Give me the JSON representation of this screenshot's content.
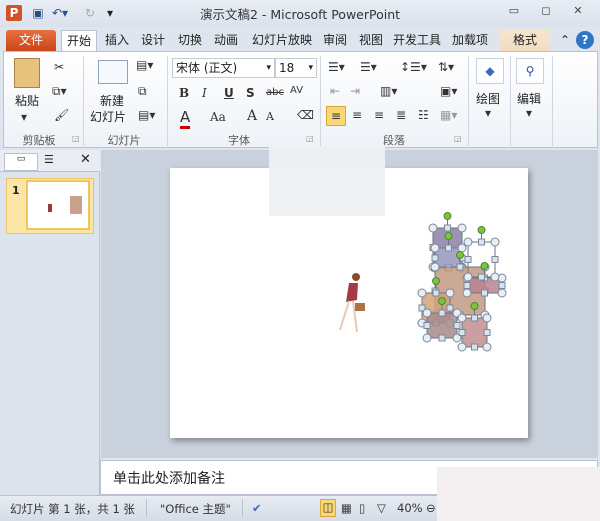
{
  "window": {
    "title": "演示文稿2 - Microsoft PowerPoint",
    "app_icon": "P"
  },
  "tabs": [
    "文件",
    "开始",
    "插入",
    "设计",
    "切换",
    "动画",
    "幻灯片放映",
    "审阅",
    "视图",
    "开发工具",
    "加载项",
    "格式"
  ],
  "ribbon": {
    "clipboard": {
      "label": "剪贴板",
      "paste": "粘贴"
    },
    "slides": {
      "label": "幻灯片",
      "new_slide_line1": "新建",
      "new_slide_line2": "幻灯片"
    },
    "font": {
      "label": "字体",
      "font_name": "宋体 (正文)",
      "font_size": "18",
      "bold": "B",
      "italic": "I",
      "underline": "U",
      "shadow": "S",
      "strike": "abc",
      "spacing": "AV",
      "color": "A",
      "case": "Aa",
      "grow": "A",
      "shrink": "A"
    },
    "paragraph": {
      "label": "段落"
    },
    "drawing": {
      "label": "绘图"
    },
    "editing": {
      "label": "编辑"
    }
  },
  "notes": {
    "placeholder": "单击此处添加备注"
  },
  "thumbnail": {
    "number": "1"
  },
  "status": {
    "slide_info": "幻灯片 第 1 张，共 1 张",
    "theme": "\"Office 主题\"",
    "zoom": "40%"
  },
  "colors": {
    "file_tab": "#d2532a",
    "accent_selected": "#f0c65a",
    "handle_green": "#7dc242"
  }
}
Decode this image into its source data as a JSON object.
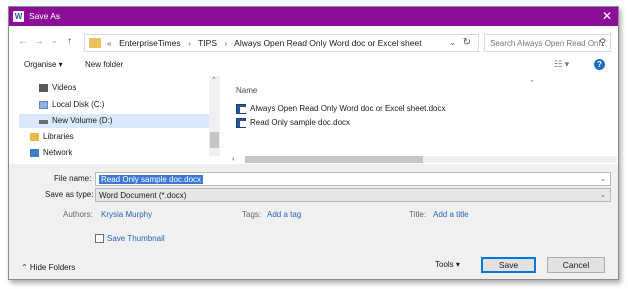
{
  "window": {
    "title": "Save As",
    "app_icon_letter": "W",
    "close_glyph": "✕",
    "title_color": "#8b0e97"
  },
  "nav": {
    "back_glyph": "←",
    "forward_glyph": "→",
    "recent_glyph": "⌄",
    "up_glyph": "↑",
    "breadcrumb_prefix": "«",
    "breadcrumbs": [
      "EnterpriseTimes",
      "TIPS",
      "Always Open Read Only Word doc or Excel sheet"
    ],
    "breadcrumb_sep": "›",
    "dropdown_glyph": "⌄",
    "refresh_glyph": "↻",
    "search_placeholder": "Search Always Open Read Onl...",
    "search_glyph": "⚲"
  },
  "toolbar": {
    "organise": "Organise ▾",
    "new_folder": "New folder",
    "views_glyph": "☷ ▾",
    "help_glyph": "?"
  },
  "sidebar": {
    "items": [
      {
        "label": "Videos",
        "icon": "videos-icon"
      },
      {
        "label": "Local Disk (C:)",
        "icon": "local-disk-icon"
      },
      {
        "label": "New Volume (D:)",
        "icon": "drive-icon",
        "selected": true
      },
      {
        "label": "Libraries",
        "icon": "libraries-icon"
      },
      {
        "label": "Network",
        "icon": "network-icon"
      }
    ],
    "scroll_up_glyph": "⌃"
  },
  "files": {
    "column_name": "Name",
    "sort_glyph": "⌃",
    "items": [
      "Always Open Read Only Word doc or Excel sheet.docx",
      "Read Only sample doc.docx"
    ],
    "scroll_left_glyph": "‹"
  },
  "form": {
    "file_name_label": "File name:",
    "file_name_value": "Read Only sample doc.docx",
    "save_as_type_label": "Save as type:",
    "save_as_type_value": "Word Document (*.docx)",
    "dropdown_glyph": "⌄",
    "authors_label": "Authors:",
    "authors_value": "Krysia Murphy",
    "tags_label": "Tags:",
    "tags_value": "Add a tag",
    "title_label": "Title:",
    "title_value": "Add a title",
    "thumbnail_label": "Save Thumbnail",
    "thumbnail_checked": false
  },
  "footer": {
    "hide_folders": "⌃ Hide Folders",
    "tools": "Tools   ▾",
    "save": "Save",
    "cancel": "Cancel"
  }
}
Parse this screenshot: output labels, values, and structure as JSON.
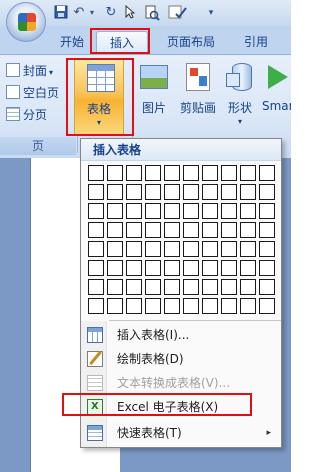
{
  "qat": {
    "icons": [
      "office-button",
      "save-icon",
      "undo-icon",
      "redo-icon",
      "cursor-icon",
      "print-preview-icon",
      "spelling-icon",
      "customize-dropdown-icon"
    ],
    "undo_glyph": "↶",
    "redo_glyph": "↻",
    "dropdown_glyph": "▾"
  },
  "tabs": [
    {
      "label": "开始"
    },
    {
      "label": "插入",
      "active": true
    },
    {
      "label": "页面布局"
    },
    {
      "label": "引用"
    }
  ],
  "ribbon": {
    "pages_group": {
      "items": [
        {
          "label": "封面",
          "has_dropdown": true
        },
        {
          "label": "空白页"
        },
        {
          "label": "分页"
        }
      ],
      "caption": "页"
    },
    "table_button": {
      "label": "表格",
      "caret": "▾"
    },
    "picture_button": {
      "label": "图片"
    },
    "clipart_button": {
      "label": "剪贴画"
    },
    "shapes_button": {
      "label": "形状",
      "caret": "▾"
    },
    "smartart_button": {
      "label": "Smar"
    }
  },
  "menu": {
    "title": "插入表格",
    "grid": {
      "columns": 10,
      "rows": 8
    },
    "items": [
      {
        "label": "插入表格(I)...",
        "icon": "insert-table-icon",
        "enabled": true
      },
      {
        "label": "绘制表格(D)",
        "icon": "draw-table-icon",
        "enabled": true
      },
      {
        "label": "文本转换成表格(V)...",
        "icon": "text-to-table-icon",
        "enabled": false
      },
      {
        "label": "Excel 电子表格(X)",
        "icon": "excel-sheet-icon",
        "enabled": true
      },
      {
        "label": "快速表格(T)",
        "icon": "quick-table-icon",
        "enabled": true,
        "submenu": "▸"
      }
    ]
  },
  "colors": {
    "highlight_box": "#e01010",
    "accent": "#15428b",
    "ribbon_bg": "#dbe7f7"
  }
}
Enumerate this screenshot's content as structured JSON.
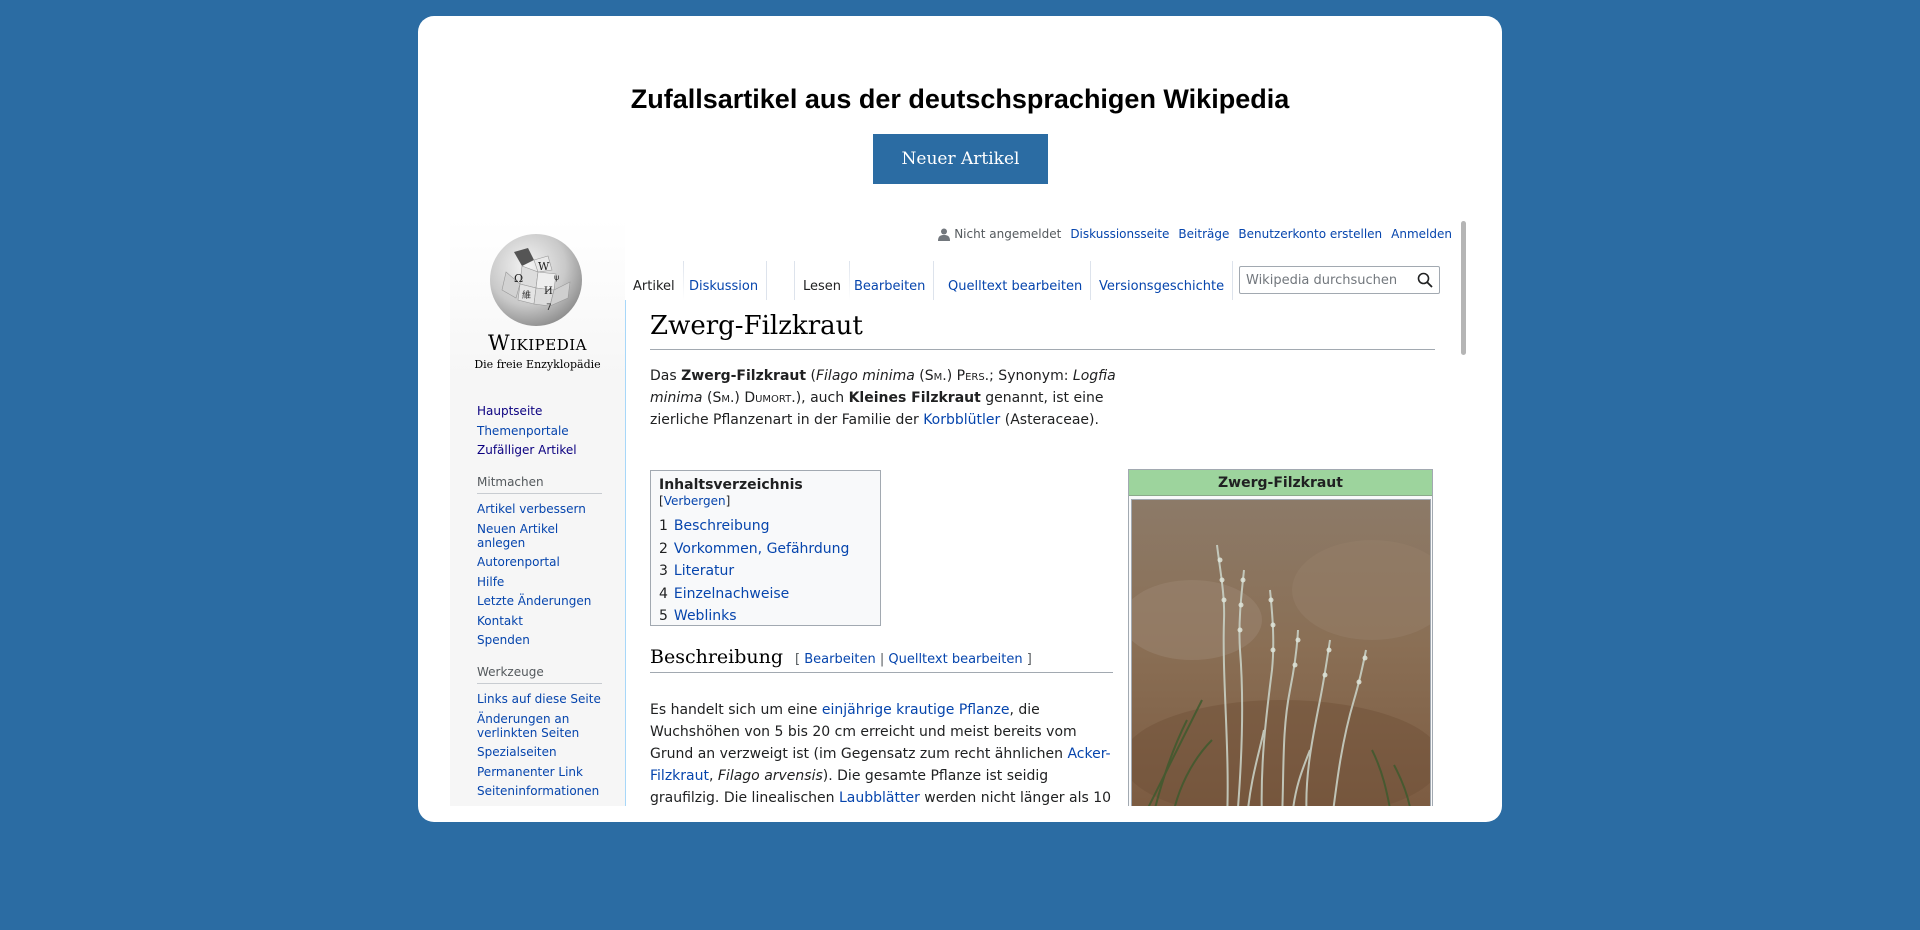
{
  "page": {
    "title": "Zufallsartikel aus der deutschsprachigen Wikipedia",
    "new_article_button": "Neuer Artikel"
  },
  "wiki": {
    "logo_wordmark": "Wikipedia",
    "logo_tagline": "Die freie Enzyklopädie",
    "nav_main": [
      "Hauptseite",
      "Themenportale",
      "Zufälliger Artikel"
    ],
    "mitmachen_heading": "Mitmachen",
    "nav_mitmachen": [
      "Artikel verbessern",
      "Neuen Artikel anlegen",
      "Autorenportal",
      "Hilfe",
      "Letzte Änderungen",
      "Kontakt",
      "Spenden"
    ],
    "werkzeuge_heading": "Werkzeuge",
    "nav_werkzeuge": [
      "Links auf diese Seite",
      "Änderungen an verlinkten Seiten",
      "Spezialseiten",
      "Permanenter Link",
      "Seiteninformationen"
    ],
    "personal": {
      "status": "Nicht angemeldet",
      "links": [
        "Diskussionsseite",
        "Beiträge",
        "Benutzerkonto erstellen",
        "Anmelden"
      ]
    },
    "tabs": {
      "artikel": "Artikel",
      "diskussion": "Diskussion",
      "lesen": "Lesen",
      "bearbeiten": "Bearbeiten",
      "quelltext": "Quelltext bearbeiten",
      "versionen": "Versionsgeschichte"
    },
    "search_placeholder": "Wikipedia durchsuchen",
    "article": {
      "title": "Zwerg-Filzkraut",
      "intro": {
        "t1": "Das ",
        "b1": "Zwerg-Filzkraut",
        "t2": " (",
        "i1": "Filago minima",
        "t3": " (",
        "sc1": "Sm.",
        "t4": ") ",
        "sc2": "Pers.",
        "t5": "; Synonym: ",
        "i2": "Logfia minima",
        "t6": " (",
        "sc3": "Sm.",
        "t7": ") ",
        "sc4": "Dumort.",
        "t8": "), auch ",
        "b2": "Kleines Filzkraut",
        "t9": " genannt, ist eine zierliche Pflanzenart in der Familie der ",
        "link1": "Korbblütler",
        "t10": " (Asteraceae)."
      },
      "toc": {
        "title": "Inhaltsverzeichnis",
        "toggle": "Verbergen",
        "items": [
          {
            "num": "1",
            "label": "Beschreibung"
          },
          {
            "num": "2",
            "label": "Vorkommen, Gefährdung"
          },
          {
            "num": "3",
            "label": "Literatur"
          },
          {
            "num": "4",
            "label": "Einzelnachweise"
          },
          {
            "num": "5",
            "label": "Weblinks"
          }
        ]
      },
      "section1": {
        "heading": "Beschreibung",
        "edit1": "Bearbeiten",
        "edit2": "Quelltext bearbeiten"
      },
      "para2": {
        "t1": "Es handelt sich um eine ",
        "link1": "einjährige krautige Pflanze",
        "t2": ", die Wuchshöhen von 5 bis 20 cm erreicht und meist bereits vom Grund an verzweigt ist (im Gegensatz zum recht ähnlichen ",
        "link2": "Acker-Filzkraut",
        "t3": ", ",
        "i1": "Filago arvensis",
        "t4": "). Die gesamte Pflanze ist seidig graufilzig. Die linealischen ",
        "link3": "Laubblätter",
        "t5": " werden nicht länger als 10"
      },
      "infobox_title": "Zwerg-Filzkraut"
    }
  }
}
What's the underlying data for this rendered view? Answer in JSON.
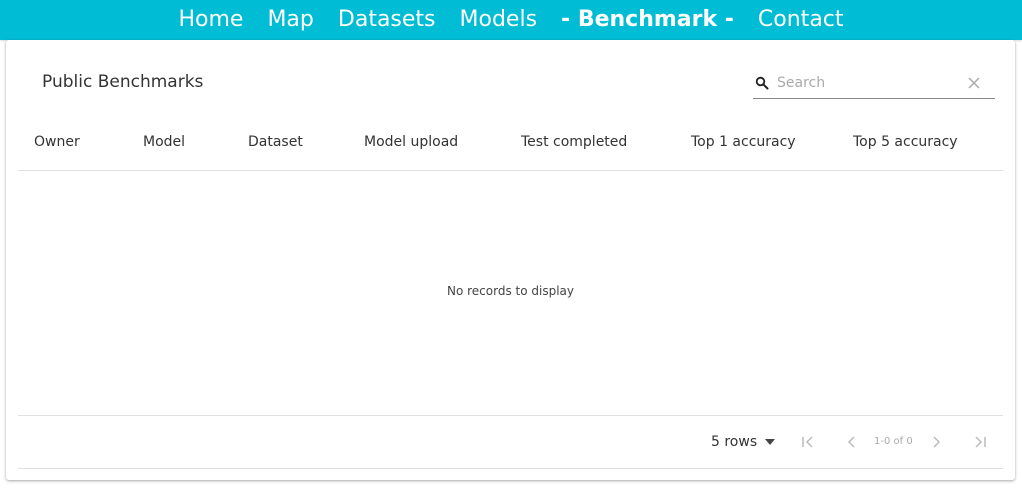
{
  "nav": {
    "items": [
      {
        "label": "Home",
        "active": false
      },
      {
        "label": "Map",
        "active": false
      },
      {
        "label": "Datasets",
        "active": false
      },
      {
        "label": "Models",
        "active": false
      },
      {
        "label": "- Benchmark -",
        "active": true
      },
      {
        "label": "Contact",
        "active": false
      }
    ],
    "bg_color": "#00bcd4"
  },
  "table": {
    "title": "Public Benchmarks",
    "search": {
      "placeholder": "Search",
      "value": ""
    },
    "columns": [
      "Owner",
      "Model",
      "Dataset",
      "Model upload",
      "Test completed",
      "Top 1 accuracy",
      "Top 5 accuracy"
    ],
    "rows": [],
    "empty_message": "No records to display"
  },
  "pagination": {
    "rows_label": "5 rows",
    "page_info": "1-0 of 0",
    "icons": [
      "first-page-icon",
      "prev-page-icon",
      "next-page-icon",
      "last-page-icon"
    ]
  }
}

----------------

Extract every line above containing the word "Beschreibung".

            "label": "Beschreibung"
        "heading": "Beschreibung",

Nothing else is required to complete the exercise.